● What needs to be done
Which of the lines in the data mention the string "this"? List them all.

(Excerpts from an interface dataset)
=== Section Start ===

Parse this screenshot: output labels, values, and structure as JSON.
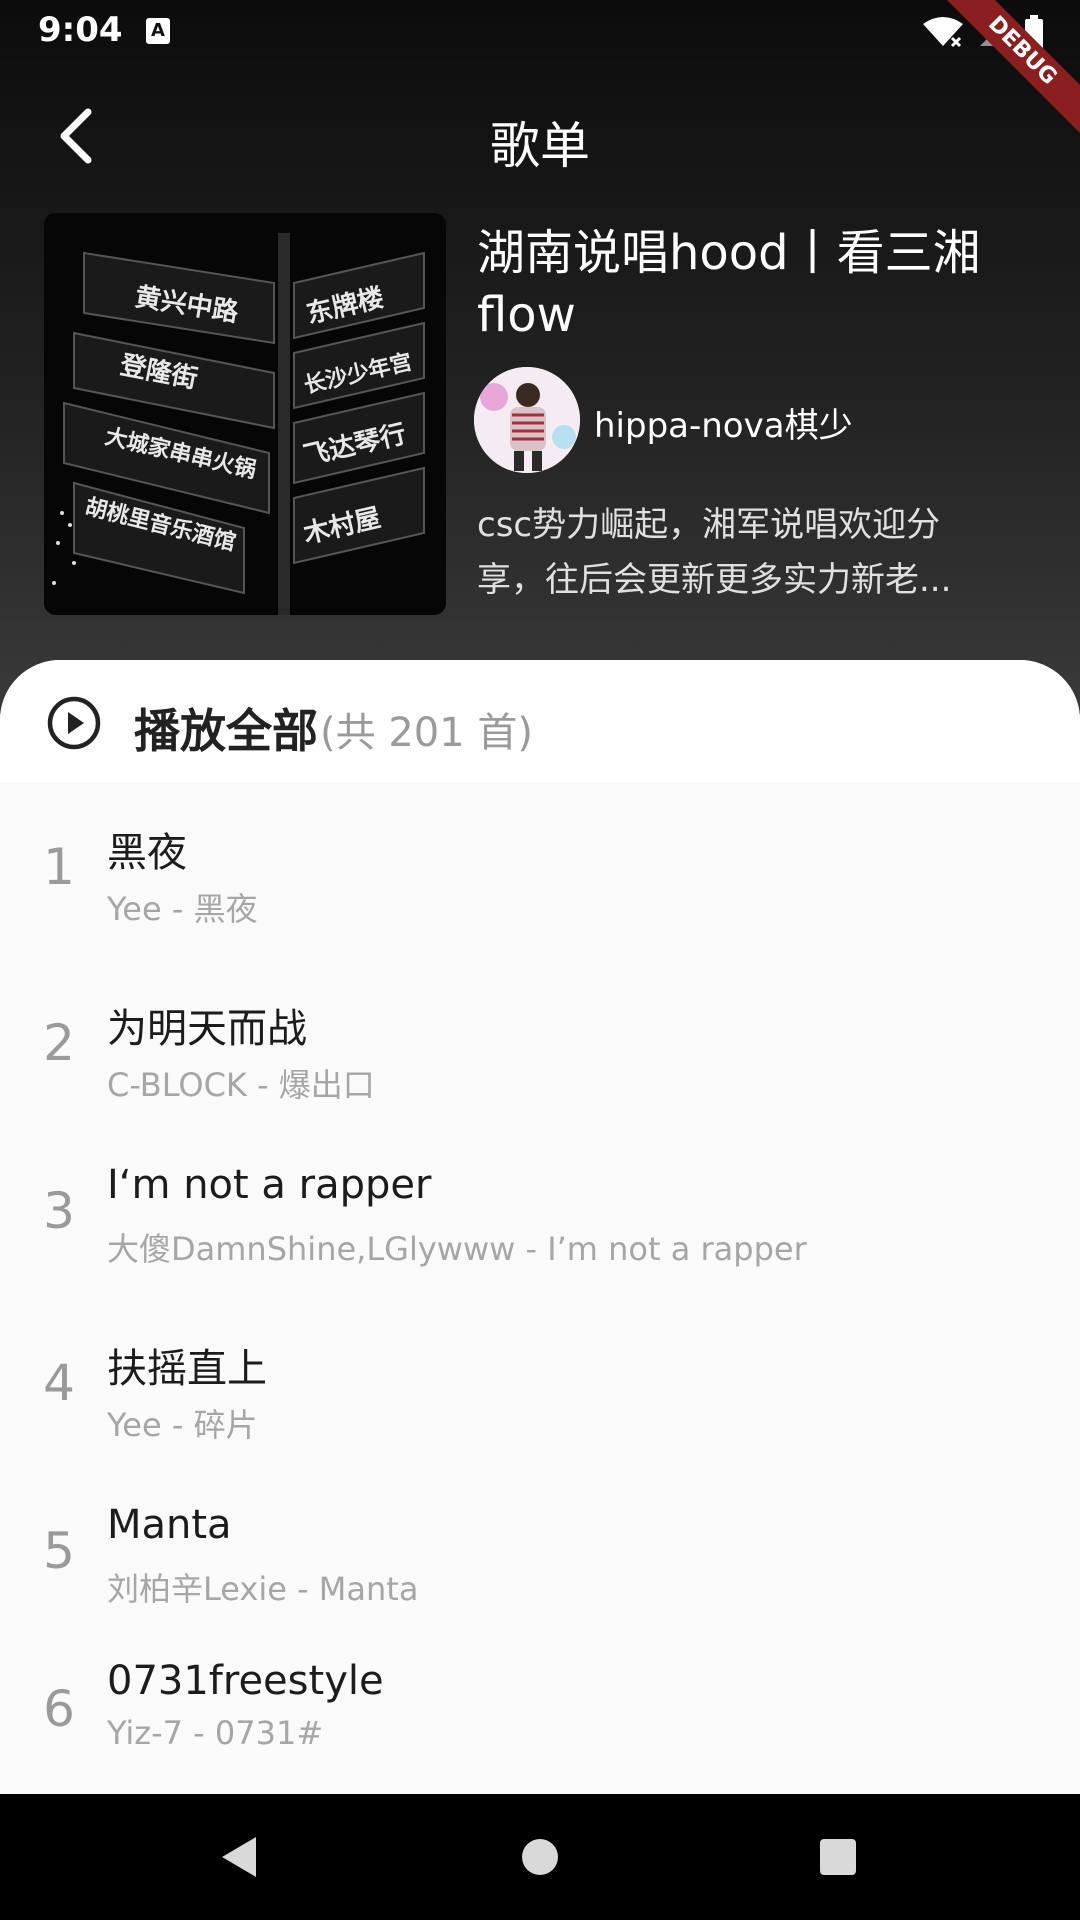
{
  "status_bar": {
    "time": "9:04",
    "a_badge": "A",
    "debug": "DEBUG"
  },
  "app_bar": {
    "title": "歌单"
  },
  "playlist": {
    "title": "湖南说唱hood丨看三湘flow",
    "creator": "hippa-nova棋少",
    "description": "csc势力崛起，湘军说唱欢迎分享，往后会更新更多实力新老..."
  },
  "play_all": {
    "label": "播放全部",
    "count": "(共 201 首)"
  },
  "songs": [
    {
      "index": "1",
      "title": "黑夜",
      "subtitle": "Yee - 黑夜"
    },
    {
      "index": "2",
      "title": "为明天而战",
      "subtitle": "C-BLOCK - 爆出口"
    },
    {
      "index": "3",
      "title": "I‘m not a rapper",
      "subtitle": "大傻DamnShine,LGlywww - I’m not a rapper"
    },
    {
      "index": "4",
      "title": "扶摇直上",
      "subtitle": "Yee - 碎片"
    },
    {
      "index": "5",
      "title": "Manta",
      "subtitle": "刘柏辛Lexie - Manta"
    },
    {
      "index": "6",
      "title": "0731freestyle",
      "subtitle": "Yiz-7 - 0731#"
    }
  ],
  "colors": {
    "accent": "#ffffff",
    "list_bg": "#fafafa",
    "subtle_text": "#a6a6a6",
    "debug_ribbon": "#8b1e1e"
  }
}
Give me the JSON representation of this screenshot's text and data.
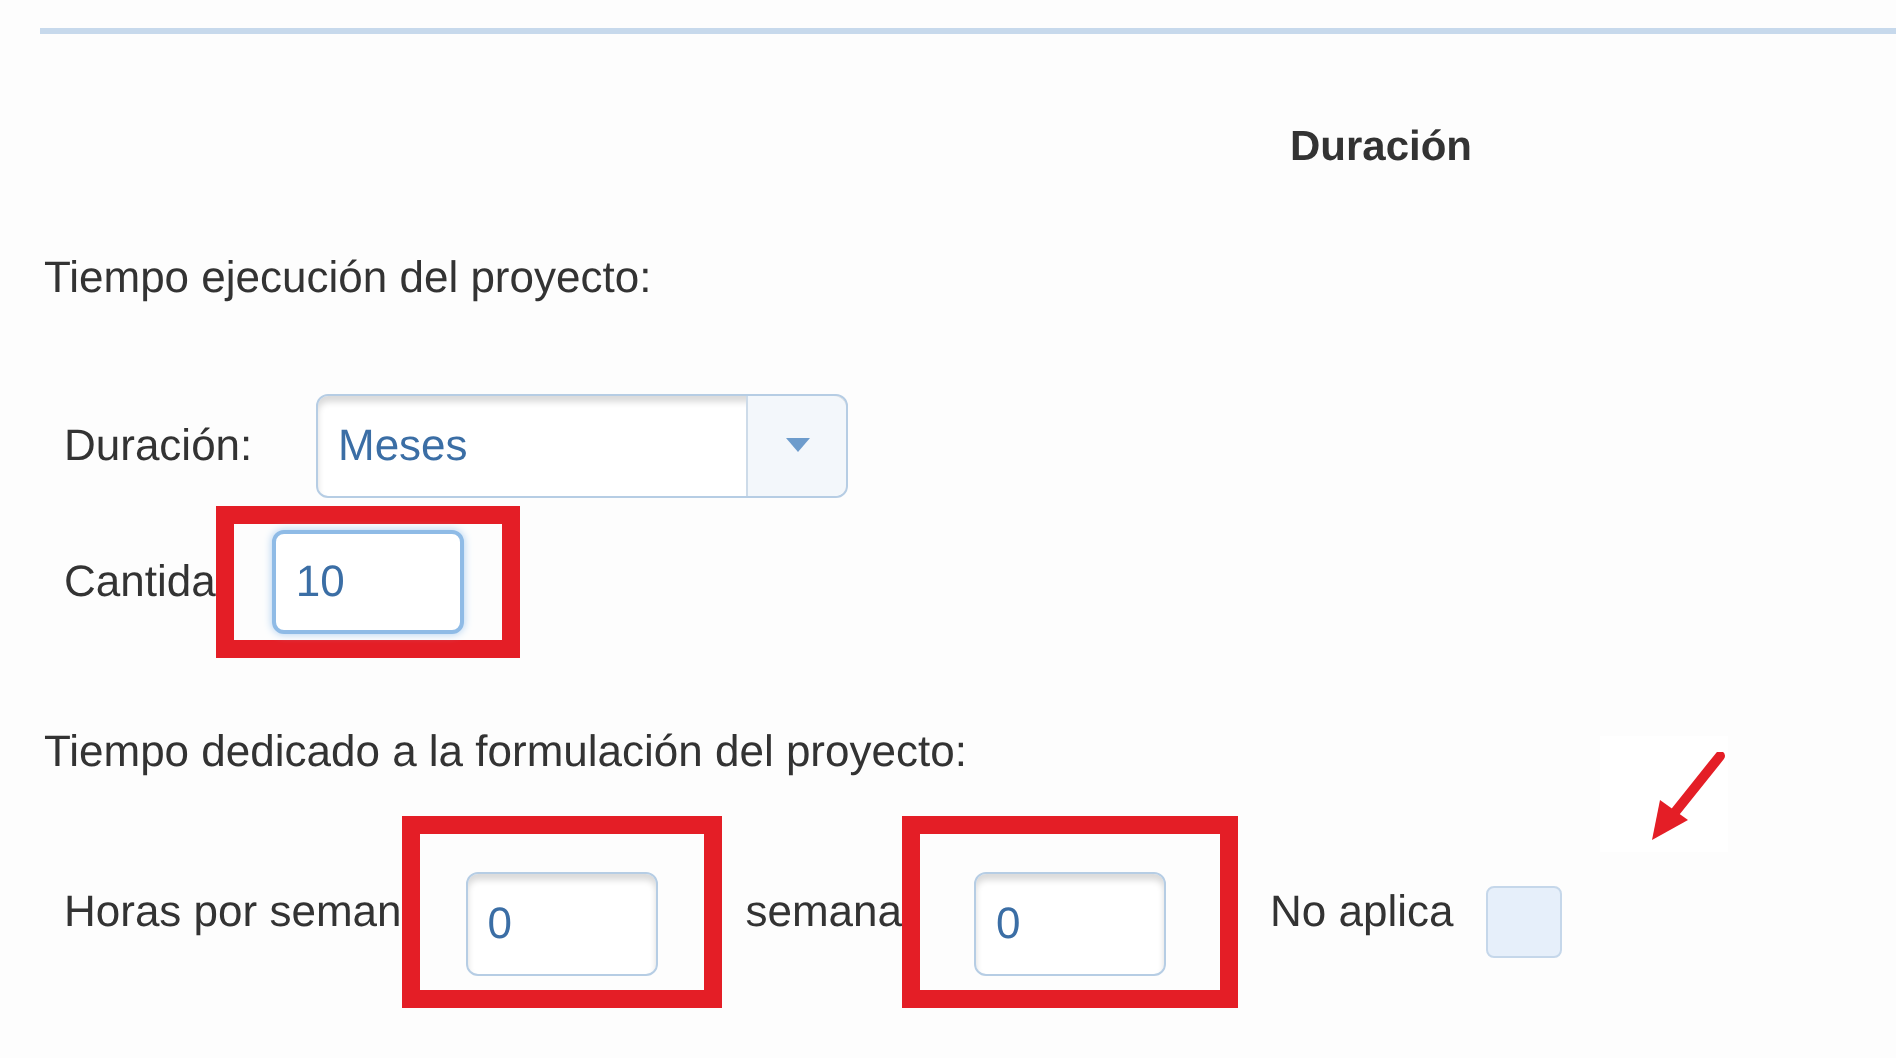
{
  "section_title": "Duración",
  "execution": {
    "heading": "Tiempo ejecución del proyecto:",
    "duration": {
      "label": "Duración:",
      "value": "Meses"
    },
    "quantity": {
      "label": "Cantida",
      "value": "10"
    }
  },
  "formulation": {
    "heading": "Tiempo dedicado a la formulación del proyecto:",
    "hours": {
      "label": "Horas por seman",
      "value": "0"
    },
    "weeks": {
      "label": "semana",
      "value": "0"
    },
    "not_applicable": {
      "label": "No aplica",
      "checked": false
    }
  }
}
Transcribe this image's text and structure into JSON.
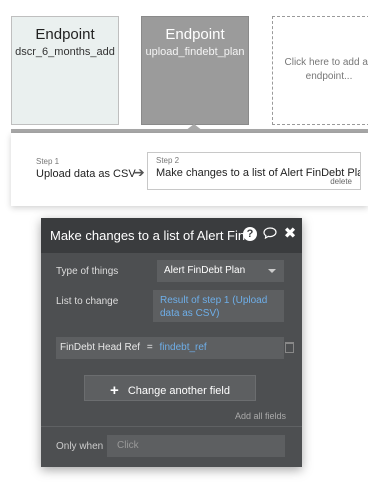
{
  "endpoints": [
    {
      "title": "Endpoint",
      "name": "dscr_6_months_add"
    },
    {
      "title": "Endpoint",
      "name": "upload_findebt_plan"
    }
  ],
  "add_endpoint": {
    "line1": "Click here to add an",
    "line2": "endpoint..."
  },
  "steps": [
    {
      "num": "Step 1",
      "label": "Upload data as CSV"
    },
    {
      "num": "Step 2",
      "label": "Make changes to a list of Alert FinDebt Plans...",
      "delete": "delete"
    }
  ],
  "dialog": {
    "title": "Make changes to a list of Alert Fin",
    "type_label": "Type of things",
    "type_value": "Alert FinDebt Plan",
    "list_label": "List to change",
    "list_value_line1": "Result of step 1 (Upload",
    "list_value_line2": "data as CSV)",
    "change_field": "FinDebt Head Ref",
    "change_eq": "=",
    "change_value": "findebt_ref",
    "change_button": "Change another field",
    "add_all": "Add all fields",
    "only_when_label": "Only when",
    "only_when_placeholder": "Click"
  },
  "icons": {
    "help": "help-icon",
    "comment": "comment-icon",
    "close": "close-icon",
    "trash": "trash-icon"
  }
}
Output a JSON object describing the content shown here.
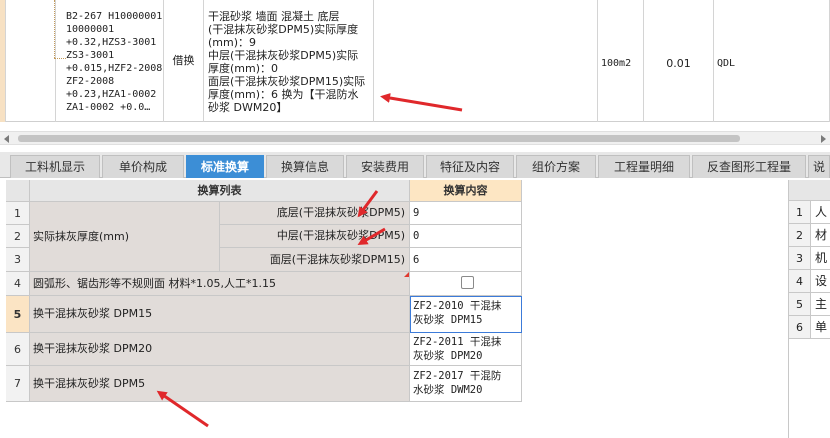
{
  "item_row": {
    "code_lines": [
      "B2-267 H10000001",
      "10000001",
      "+0.32,HZS3-3001",
      "ZS3-3001",
      "+0.015,HZF2-2008",
      "ZF2-2008",
      "+0.23,HZA1-0002",
      "ZA1-0002 +0.0…"
    ],
    "type": "借换",
    "name_lines": [
      "干混砂浆 墙面 混凝土  底层",
      "(干混抹灰砂浆DPM5)实际厚度",
      "(mm)：9",
      "中层(干混抹灰砂浆DPM5)实际",
      "厚度(mm)：0",
      "面层(干混抹灰砂浆DPM15)实际",
      "厚度(mm)：6  换为【干混防水",
      "砂浆 DWM20】"
    ],
    "unit": "100m2",
    "quantity": "0.01",
    "expression": "QDL"
  },
  "tabs": [
    {
      "label": "工料机显示",
      "active": false
    },
    {
      "label": "单价构成",
      "active": false
    },
    {
      "label": "标准换算",
      "active": true
    },
    {
      "label": "换算信息",
      "active": false
    },
    {
      "label": "安装费用",
      "active": false
    },
    {
      "label": "特征及内容",
      "active": false
    },
    {
      "label": "组价方案",
      "active": false
    },
    {
      "label": "工程量明细",
      "active": false
    },
    {
      "label": "反查图形工程量",
      "active": false
    },
    {
      "label": "说",
      "active": false
    }
  ],
  "conversion": {
    "header_list": "换算列表",
    "header_content": "换算内容",
    "group_label": "实际抹灰厚度(mm)",
    "rows": [
      {
        "num": "1",
        "label": "底层(干混抹灰砂浆DPM5)",
        "value": "9"
      },
      {
        "num": "2",
        "label": "中层(干混抹灰砂浆DPM5)",
        "value": "0"
      },
      {
        "num": "3",
        "label": "面层(干混抹灰砂浆DPM15)",
        "value": "6"
      },
      {
        "num": "4",
        "label": "圆弧形、锯齿形等不规则面 材料*1.05,人工*1.15",
        "checked": false
      },
      {
        "num": "5",
        "label": "换干混抹灰砂浆 DPM15",
        "value_lines": [
          "ZF2-2010  干混抹",
          "灰砂浆 DPM15"
        ]
      },
      {
        "num": "6",
        "label": "换干混抹灰砂浆 DPM20",
        "value_lines": [
          "ZF2-2011  干混抹",
          "灰砂浆 DPM20"
        ]
      },
      {
        "num": "7",
        "label": "换干混抹灰砂浆 DPM5",
        "value_lines": [
          "ZF2-2017  干混防",
          "水砂浆 DWM20"
        ]
      }
    ]
  },
  "side_panel": {
    "rows": [
      {
        "num": "1",
        "text": "人"
      },
      {
        "num": "2",
        "text": "材"
      },
      {
        "num": "3",
        "text": "机"
      },
      {
        "num": "4",
        "text": "设"
      },
      {
        "num": "5",
        "text": "主"
      },
      {
        "num": "6",
        "text": "单"
      }
    ]
  },
  "colors": {
    "active_tab": "#3c8ed6",
    "annotation_arrow": "#e0282b",
    "gray_cell": "#e1dcd9",
    "header_highlight": "#fde6c3"
  }
}
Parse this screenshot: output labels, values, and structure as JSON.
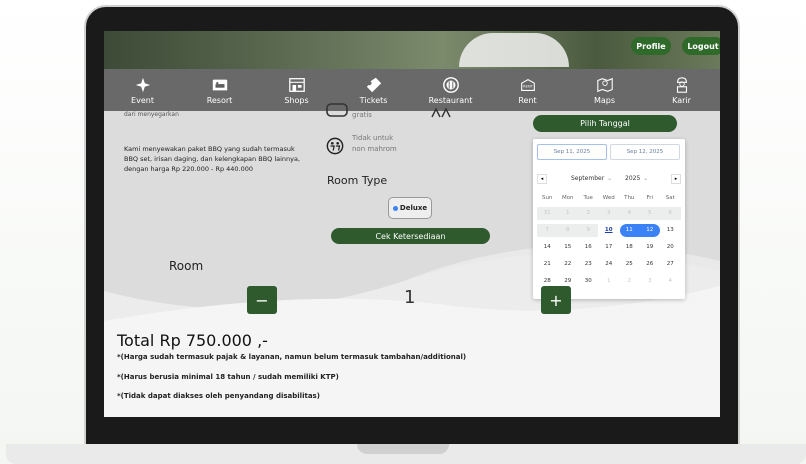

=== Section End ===

● Problem solution
Parse this screenshot: output labels, values, and structure as JSON.
Give me the JSON representation of this screenshot's text and data.
Transcribe this image's text and structure into JSON.
Parse this screenshot: output labels, values, and structure as JSON.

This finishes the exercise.